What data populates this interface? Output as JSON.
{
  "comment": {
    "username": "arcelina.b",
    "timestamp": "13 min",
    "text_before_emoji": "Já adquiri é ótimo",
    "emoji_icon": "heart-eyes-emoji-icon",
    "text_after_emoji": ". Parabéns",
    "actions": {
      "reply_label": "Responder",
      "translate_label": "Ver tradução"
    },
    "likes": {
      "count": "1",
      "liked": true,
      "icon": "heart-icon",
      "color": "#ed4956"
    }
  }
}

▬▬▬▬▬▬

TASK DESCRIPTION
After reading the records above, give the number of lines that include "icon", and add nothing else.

SOLUTION FOR THIS EXERCISE
2